This is just stuff in the first season alone, which is pretty darned cool. But my oh my is there so much more!
Lastly, what about the weird traps and long, strangely inconvenient methods of killing Jim and Arte when they're captured? An unforgettable staple of the spy business!
Boy oh boy, the stunts they pull in this show! Where to begin!
Well, in The Night of the Sudden Death, our heroes are captured by a strange evil circus group, and to kill them they are placed within the recently cut skins of animals, sewn inside and placed in the sun. As the skins dry they tighten around our protagonists, slowly squeezing them to death. Gotta give them point on creativity on that one!
And in case you are wondering, yes, EVERY episode starts with the words "The Night of." Hey, if it ain't broke don't fix it.
In The Night of the Deadly Bed Jim is drugged and we literally see the top of his bed sprout spikes and slowly move down towards him like the world's most strangely disguised iron maiden.
In The Night of the Flaming Dragon Jim and Arte are thrown into a pit where steam pipes run through the rock walls, but the floor is an open grating where the tide can come in. This results in the steam bath from heck, and the villain proudly proclaims that they used this pit to once boil lobsters for dinner.

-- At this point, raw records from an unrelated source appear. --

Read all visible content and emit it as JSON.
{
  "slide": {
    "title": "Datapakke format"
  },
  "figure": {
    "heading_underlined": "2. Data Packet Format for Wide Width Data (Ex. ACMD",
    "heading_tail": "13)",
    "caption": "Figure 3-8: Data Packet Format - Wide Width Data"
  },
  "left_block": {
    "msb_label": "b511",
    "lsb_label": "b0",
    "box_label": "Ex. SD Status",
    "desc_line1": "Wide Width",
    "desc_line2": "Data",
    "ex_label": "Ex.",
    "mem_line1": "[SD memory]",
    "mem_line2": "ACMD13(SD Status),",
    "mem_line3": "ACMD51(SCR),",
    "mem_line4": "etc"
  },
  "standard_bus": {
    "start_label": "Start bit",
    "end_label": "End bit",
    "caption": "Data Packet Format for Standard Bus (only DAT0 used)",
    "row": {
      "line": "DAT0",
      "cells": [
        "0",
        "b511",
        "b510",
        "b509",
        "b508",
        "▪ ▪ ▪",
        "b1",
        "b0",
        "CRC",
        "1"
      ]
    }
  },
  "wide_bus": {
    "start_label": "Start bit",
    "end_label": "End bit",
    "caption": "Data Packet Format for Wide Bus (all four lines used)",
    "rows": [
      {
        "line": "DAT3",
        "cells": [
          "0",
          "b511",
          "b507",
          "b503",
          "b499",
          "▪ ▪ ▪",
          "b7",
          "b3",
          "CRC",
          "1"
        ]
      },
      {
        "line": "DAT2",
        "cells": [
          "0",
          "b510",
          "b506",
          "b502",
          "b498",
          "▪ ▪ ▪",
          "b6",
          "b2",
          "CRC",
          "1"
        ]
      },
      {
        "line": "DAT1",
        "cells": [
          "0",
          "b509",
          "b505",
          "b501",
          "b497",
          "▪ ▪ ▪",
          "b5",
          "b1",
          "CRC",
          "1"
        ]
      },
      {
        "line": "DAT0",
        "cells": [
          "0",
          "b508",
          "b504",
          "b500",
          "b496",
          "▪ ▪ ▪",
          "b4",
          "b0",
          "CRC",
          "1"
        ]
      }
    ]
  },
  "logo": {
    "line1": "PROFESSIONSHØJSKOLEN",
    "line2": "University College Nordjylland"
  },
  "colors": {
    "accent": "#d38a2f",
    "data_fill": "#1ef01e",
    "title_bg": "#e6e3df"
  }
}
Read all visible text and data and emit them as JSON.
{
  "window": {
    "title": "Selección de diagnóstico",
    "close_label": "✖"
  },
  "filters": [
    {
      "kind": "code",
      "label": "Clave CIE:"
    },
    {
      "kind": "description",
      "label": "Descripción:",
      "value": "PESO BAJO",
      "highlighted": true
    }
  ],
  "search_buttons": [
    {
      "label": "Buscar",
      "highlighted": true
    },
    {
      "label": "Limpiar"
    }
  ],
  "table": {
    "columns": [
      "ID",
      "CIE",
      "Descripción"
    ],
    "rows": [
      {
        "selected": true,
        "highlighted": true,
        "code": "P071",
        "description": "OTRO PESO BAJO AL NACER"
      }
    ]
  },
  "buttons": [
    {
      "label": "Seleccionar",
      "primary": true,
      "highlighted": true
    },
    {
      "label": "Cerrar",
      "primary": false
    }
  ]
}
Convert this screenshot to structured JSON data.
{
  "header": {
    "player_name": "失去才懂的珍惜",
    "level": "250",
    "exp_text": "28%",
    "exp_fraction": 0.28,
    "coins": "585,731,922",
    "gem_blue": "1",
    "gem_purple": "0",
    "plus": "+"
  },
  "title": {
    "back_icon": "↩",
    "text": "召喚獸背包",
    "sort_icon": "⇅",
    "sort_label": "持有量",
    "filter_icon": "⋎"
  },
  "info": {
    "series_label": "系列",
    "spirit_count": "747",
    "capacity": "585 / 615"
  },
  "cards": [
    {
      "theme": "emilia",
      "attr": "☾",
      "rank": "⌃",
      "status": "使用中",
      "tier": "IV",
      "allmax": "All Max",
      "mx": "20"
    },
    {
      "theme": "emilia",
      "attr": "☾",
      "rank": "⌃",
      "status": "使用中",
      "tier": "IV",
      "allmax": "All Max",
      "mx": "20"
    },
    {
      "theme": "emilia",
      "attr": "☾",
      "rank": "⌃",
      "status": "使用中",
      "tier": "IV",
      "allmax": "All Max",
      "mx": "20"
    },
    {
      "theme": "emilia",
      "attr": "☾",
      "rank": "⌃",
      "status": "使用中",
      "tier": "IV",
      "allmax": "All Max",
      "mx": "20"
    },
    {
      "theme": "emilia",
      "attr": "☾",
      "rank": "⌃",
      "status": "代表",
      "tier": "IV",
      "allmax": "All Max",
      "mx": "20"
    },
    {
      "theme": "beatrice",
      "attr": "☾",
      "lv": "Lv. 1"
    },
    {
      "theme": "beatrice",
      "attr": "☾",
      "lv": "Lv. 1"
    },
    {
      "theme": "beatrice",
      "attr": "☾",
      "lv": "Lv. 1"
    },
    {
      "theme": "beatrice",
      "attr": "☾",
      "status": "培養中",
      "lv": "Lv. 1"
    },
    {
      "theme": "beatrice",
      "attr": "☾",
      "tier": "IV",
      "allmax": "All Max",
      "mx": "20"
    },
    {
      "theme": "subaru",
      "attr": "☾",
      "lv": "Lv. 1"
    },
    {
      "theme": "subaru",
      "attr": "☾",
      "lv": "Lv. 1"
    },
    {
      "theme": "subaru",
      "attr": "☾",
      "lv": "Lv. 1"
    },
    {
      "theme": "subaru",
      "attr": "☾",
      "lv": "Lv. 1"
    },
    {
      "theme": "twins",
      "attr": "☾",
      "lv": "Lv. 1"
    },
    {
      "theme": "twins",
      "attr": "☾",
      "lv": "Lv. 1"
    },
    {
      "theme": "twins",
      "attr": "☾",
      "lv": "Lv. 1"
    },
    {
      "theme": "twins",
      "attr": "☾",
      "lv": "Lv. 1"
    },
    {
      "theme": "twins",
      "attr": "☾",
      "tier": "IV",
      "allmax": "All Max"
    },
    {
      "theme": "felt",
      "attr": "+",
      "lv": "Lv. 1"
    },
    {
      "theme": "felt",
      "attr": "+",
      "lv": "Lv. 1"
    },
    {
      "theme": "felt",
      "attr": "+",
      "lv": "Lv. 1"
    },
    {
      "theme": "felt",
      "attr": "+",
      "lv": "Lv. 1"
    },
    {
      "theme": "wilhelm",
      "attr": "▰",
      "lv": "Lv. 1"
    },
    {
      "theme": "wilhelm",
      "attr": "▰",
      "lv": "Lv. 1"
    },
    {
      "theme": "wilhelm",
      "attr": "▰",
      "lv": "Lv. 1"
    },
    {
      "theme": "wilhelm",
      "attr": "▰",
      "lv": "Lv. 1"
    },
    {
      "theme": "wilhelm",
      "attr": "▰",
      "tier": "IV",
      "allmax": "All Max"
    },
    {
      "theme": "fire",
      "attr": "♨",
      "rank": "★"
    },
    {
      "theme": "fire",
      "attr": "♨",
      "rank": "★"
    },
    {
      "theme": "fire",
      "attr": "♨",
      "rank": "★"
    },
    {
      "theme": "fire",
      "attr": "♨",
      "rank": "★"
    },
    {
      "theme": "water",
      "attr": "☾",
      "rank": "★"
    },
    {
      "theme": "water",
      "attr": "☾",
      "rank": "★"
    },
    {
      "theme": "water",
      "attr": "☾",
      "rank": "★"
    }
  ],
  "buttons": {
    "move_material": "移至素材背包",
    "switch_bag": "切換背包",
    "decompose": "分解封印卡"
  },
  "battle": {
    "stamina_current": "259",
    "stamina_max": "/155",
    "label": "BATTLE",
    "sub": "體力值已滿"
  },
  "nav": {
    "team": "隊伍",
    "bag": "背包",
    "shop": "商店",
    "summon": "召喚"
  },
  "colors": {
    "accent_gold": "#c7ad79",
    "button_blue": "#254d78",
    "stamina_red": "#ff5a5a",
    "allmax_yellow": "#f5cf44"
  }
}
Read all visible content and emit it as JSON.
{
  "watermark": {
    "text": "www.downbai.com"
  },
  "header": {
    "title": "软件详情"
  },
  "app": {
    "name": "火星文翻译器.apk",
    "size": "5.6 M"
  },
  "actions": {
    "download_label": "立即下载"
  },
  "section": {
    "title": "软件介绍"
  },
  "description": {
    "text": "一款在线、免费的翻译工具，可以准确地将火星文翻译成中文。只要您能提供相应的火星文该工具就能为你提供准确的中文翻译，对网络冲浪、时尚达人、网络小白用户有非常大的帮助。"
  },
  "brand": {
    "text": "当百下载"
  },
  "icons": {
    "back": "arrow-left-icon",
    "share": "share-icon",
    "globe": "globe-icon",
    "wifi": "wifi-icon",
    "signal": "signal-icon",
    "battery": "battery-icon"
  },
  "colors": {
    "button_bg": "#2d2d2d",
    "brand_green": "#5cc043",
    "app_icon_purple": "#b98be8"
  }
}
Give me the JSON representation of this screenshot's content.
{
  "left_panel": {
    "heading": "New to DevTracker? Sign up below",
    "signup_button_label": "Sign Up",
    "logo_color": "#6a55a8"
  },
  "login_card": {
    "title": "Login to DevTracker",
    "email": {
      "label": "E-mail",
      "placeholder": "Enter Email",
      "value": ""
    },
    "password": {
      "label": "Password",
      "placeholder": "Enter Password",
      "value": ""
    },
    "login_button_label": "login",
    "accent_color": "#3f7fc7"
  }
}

In The Night of a Thousand Eyes Jim is placed in a suspended cage in which the chain run to a lightening rod during a lightening storm in hopes of turning Jim into a crispy portrait of his former self.
In The Night (Take a shot) of the Puppeteer Jim is pitted against a puppet caveman and a clown puppet with a whip. No, I couldn't make this up. Believe me, I wish I could.
Again, there are dozens upon dozens of others that show up, and if you want to know more I guess you'll just have to watch the show now won't you!
Overall the show was a huge hit. It was inventive, fun, dramatic, dark, comedic, romantic (sorta), action packed and had something enjoyable for everyone. It was one of the first shows to integrate Steampunk elements and help start the genre. The writing and acting were superb and stands up quite well even today.
If you are at all a fan of westerns, steampunk, scifi, spy stuff, weird west, or just want entertainment that lacks a lot of the irritating garbage of today's television, then you owe it yourself to check it out. I highly recommend it and encourage you to take a look. Down below is a link to the pilot episode, and many can be found on Youtube without any problem.
Happy trails people, and stay tuned for more!